Everyone has targets. In life, in their careers, in their hobbies. Quick example, when we talk about being successful, isn’t that a target? Or watching one episode of Grey’s Anatomy after work, isn’t this a goal? Most of our goals are bobbing around in our heads, easily thrown out when another seemingly more important item comes to mind. It is, no wonder, that the last three months of the year elicit a frenzied rush to achieve all those targets that we haven’t even thought about for the most part of the year. Some just release themselves to the wave of discouragement, ‘There!There! Your goals are too high to be achieved in this year! There is always next year!’
Always with a promise or vow to do better in the next year. And then, next year rolls around to the same cycle.
We forget to acknowledge one fact. I am the same person I was last year. I have the same dreams which I have been failing to achieve for the past 5 or 10 years.
Well, there is hope yet. You are the same person who has acknowledged the problem. The same person that is taking steps NOW to break this cycle and achieve the dream. How do we set ourselves up for achievement in the new year?
You will only achieve what you intentionally pursue. ~Michael Hyatt~
What are your priorities? Determine what matters to you most in this moment. Ask yourself these questions. What do I want to have achieved at the end of my life (the vision)? What will I regret not doing at the end of my life?
Setting goals is the first step in turning the invisible into the visible.
Your priorities have opened you up to the vision you have in life. Yes, vision is where you see the future as you want it to be, ideally! How do we cause this vision to be? By breaking it down to goals. Specific agenda items for our personal vision. Simple task that you can do, write down 7 goals based on your personal priorities. You want the goal to be the equivalent of your morning Starbucks coffee order, “Triple, Venti, Half Sweet, Non-Fat, Caramel Macchiato“. Sounds pretentious, but it tells the barrister exactly what to make. Make the goal specific and give it a deadline.
If the plan doesn’t work, change the plan, never the goal! ~Unknown~
Back to critical analysis of the past. Look at the goals you have written down. The list may contain some goals you have had before, and yet, have not taken any step towards achieving them. They are a constant representative of failure.
Why has it been hard to achieve such goal?
Write down 5 reasons why you think you are not doing anything towards these goals. Why is this necessary? 1) You identify the challenges that you have been facing, whether they come from yourself, or outside sources. 2) You are able to gauge, based on your ability, whether they are achievable. Be careful though! We, at times, sell ourselves short in this regard. Make sure that you are not staying in your comfort zone. Your goals should challenge you and cause you some level of discomfort.
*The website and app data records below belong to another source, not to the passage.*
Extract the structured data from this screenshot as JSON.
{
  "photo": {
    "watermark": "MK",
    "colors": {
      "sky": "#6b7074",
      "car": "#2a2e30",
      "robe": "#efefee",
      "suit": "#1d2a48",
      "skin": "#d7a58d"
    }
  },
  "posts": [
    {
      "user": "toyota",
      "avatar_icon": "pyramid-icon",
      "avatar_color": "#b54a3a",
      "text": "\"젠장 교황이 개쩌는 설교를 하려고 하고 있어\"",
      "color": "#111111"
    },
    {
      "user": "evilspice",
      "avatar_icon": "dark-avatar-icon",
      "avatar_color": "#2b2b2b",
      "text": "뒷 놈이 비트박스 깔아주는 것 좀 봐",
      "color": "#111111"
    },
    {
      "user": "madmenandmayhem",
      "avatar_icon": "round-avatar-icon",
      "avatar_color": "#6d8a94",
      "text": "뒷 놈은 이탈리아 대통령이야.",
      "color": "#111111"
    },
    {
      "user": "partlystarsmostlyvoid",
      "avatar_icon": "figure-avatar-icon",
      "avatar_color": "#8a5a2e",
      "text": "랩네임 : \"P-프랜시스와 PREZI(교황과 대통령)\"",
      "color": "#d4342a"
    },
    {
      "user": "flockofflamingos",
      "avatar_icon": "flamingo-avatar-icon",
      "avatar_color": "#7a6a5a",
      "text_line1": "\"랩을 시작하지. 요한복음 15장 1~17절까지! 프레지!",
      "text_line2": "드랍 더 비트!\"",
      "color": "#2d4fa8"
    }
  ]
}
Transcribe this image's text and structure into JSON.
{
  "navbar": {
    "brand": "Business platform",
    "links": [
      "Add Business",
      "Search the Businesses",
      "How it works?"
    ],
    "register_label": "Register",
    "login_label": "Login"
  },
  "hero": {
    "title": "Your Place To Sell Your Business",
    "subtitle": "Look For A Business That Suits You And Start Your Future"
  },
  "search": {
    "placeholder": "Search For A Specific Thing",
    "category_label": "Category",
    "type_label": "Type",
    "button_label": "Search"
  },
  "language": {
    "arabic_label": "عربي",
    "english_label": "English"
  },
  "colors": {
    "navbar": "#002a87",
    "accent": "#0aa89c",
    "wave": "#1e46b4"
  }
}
Every journey needs a first step.
Look at the goals you had written down. Look also at the reasons why you failed to achieve goals before. What has changed now? You are the same person, but you are armed with the knowledge of why you failed.
Now, how do we achieve these goals?
Break down the goals to small portions that can be achieved in quarters. Begin to identify the action that you have to take as your first step. Now take that step! Take small steps everyday and, eventually, you will get there.
Finally, Look back!
Track each action that you make towards your goal. Have the list of goals in a place where it is easy to refer to. Look at the plan daily. At times, it will motivate and challenge you to do more. There are times when you will not be motivated to do more. What then? Get an accountability partner, someone who understands what you want to achieve and will help you up, when you want to give up. Some marathon runners have partners who motivate them when it seems too hard, or when they have no energy to motivate themselves. Surround yourself with people who will push you to your goals.
What happens if you fail?
Don’t beat yourself up! Just get back on track!
About the author:
Rehema Ndeda is a Mechatronic Engineer and a lecturer at Jomo Kenyatta University of Agriculture and Technology, Kenya.